“Grey’s Anatomy” and “Station 19” will each return for another season at ABC, the network announced Monday.
The long-running medical drama has been picked up for an 18th season to air in 2021-22, along with a fifth season of the firehouse spinoff. Both shows are run by showrunner Krista Vernoff.
“The writers, directors, casts and crews of ‘Grey’s Anatomy’ and ‘Station 19’ worked so hard to bring these shows to life this past season,” Vernoff said. “Keeping each other safe on set while paying tribute to the front-line heroes and first responders has been a challenge and a privilege. I’ve been truly blown away — particularly by our tireless crews — as they reinvented the TV-making wheel. Thank you to ABC and ABC Signature for the support and extraordinary partnership through this unprecedented season. We are so grateful for the opportunity to tell more stories.”
The “Grey’s” renewal comes after months of speculation about the future of the show beyond Season 17. Star Ellen Pompeo and the show’s creative team, including Vernoff, had openly discussed the possibility of the forthcoming season finale serving as the show’s final episode. “I’m planning for both contingencies and it’s hard and it’s not ideal.

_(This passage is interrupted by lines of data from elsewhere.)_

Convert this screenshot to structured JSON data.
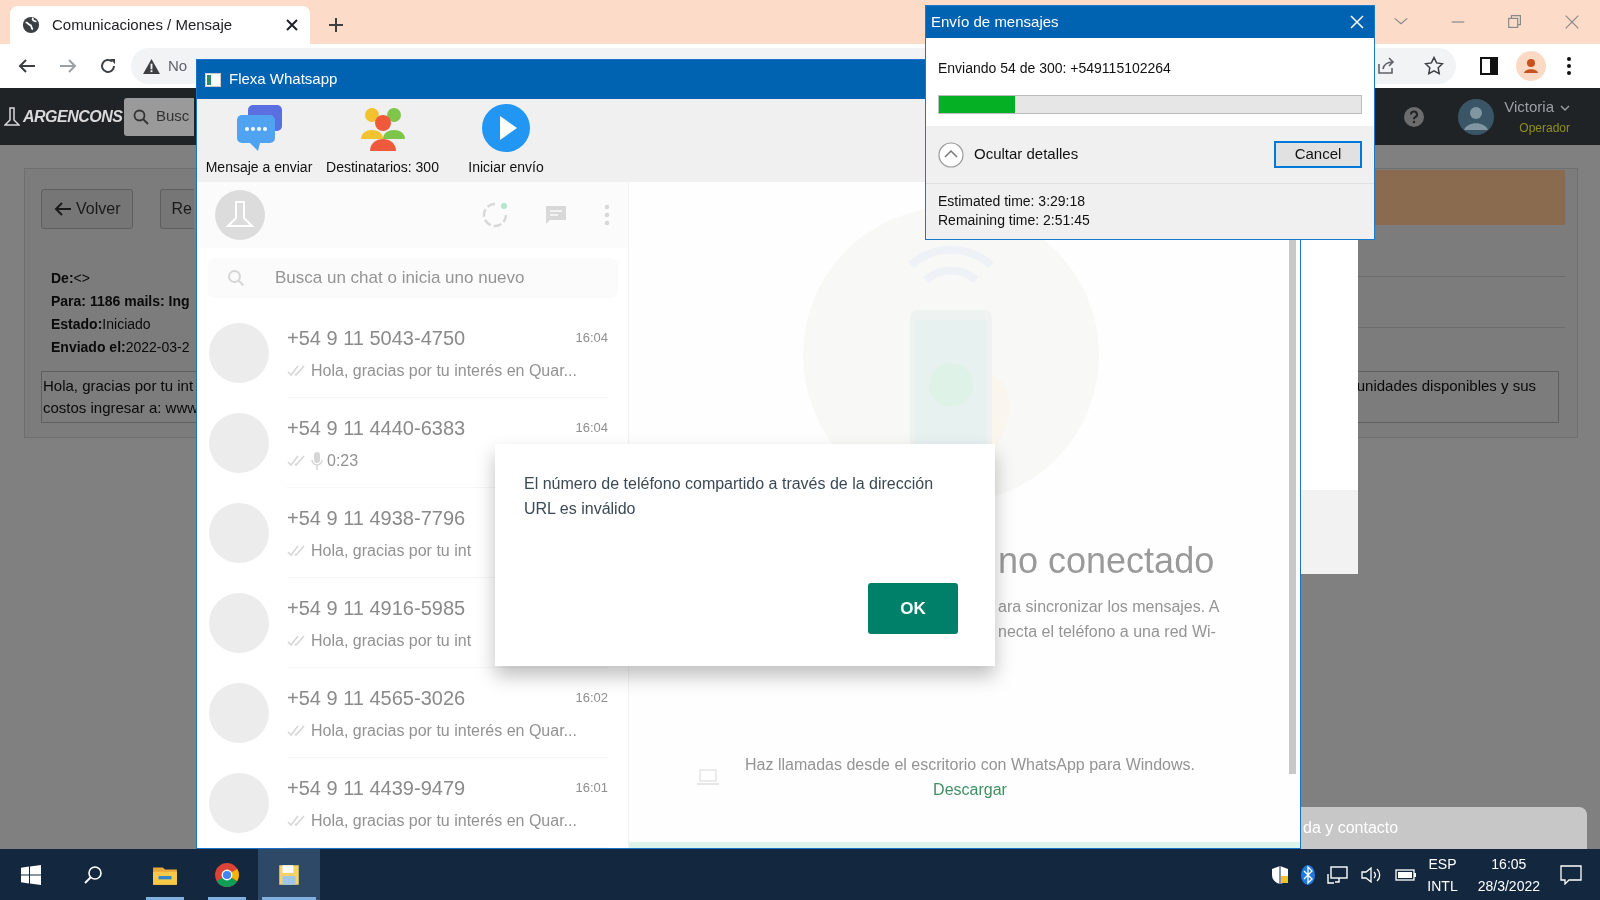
{
  "browser": {
    "tab_title": "Comunicaciones / Mensaje",
    "address": "No"
  },
  "page": {
    "brand": "ARGENCONS",
    "search_placeholder": "Busc",
    "user": {
      "name": "Victoria",
      "role": "Operador"
    },
    "buttons": [
      {
        "label": "Volver",
        "kind": "back"
      },
      {
        "label": "Re",
        "kind": "plain"
      }
    ],
    "fields": [
      {
        "label": "De:",
        "value": "<>",
        "bold_value": false
      },
      {
        "label": "Para:",
        "value": "1186 mails: Ing",
        "bold_value": true
      },
      {
        "label": "Estado:",
        "value": "Iniciado",
        "bold_value": false
      },
      {
        "label": "Enviado el:",
        "value": "2022-03-2",
        "bold_value": false
      }
    ],
    "message_lines": [
      "Hola, gracias por tu int",
      "costos ingresar a: www"
    ],
    "message_right": "unidades disponibles y sus",
    "footer_chip": "da y contacto"
  },
  "flexa": {
    "title": "Flexa Whatsapp",
    "toolbar": [
      {
        "label": "Mensaje a enviar",
        "kind": "message"
      },
      {
        "label": "Destinatarios: 300",
        "kind": "recipients"
      },
      {
        "label": "Iniciar envío",
        "kind": "start"
      }
    ],
    "whatsapp": {
      "search_placeholder": "Busca un chat o inicia uno nuevo",
      "chats": [
        {
          "name": "+54 9 11 5043-4750",
          "time": "16:04",
          "preview": "Hola, gracias por tu interés en Quar...",
          "kind": "text"
        },
        {
          "name": "+54 9 11 4440-6383",
          "time": "16:04",
          "preview": "0:23",
          "kind": "voice"
        },
        {
          "name": "+54 9 11 4938-7796",
          "preview": "Hola, gracias por tu int",
          "kind": "text"
        },
        {
          "name": "+54 9 11 4916-5985",
          "preview": "Hola, gracias por tu int",
          "kind": "text"
        },
        {
          "name": "+54 9 11 4565-3026",
          "time": "16:02",
          "preview": "Hola, gracias por tu interés en Quar...",
          "kind": "text"
        },
        {
          "name": "+54 9 11 4439-9479",
          "time": "16:01",
          "preview": "Hola, gracias por tu interés en Quar...",
          "kind": "text"
        }
      ],
      "title_partial": "no conectado",
      "body_lines": [
        "ara sincronizar los mensajes. A",
        "necta el teléfono a una red Wi-"
      ],
      "calls_text": "Haz llamadas desde el escritorio con WhatsApp para Windows.",
      "download_link": "Descargar"
    },
    "alert": {
      "message": "El número de teléfono compartido a través de la dirección URL es inválido",
      "button": "OK"
    }
  },
  "progress_dialog": {
    "title": "Envío de mensajes",
    "status": "Enviando 54 de 300: +549115102264",
    "level": 0.18,
    "details_toggle": "Ocultar detalles",
    "expanded": true,
    "cancel": "Cancel",
    "estimated": "Estimated time: 3:29:18",
    "remaining": "Remaining time: 2:51:45"
  },
  "taskbar": {
    "apps": [
      {
        "kind": "explorer",
        "selected": false
      },
      {
        "kind": "chrome",
        "selected": false
      },
      {
        "kind": "flexa",
        "selected": true
      }
    ],
    "language": "ESP",
    "layout": "INTL",
    "time": "16:05",
    "date": "28/3/2022"
  }
}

It’s not where I wish we were,” Vernoff told the Hollywood Reporter back in March.
Later that month, Vernoff, who also oversees the network’s Erin Brockovich-inspired legal drama “Rebel” and the “Grey’s” spinoff “Station 19,” signed a new overall deal with ABC Signature, laying the groundwork for a renewal. Disney also had to negotiate an extension on Pompeo’s contract, which was set to expire at the end of Season 17. The existing deal, which included a producing credit on the show, made her the highest-paid actress currently starring in a primetime drama series.
In addition to Pompeo, “Grey’s Anatomy” also stars original cast members Chandra Wilson and James Pickens Jr., as well as Kevin McKidd, Kim Raver, Jesse Williams, Camilla Luddington, Caterina Scorsone, Kelly McCreary, Giacomo Gianniotti, Chris Carmack, Jake Borelli, Greg Germann, Richard Flood and Anthony Hill.
“‘Station 19’ and ‘Grey’s Anatomy’ have done an incredible job of honoring real-life heroes by giving audiences an unflinching look at one of the biggest medical stories of our time,” Craig Erwich, president of Hulu Originals & ABC Entertainment, said. “Krista and her team of writers have continued to deliver the compelling and compassionate storytelling that is a hallmark of these shows, and created some of the year’s most-talked-about moments in television. We’re so grateful to our talented casts and crews for their extraordinary work that connects with viewers everywhere, and we look forward to sharing even more defining moments with our fans next season.”
Season 17 of “Grey’s Anatomy” heavily incorporated the COVID-19 pandemic into its plot and saw the returns of several high-profile former cast members, including Patrick Dempsey, T.R. Knight, Chyler Leigh and Sarah Drew. While not the ratings smash it was at its peak, the show is a reliable performer for ABC and remains the network’s top scripted drama in both total viewers and the key 18-49 demographic. “Grey’s” is also an important legacy series for the network, having earned a total of 38 Emmy nominations across its run, including two for outstanding drama series.
“Grey’s Anatomy” was created and is executive produced by Shonda Rhimes. Betsy Beers, Mark Gordon, Krista Vernoff, Debbie Allen, Zoanne Clack, Fred Einesman, Andy Reaser and Meg Marinis are executive producers. “Grey’s Anatomy” is produced by ABC Signature, which is a part of Disney Television Studios, alongside 20th Television and Touchstone Television.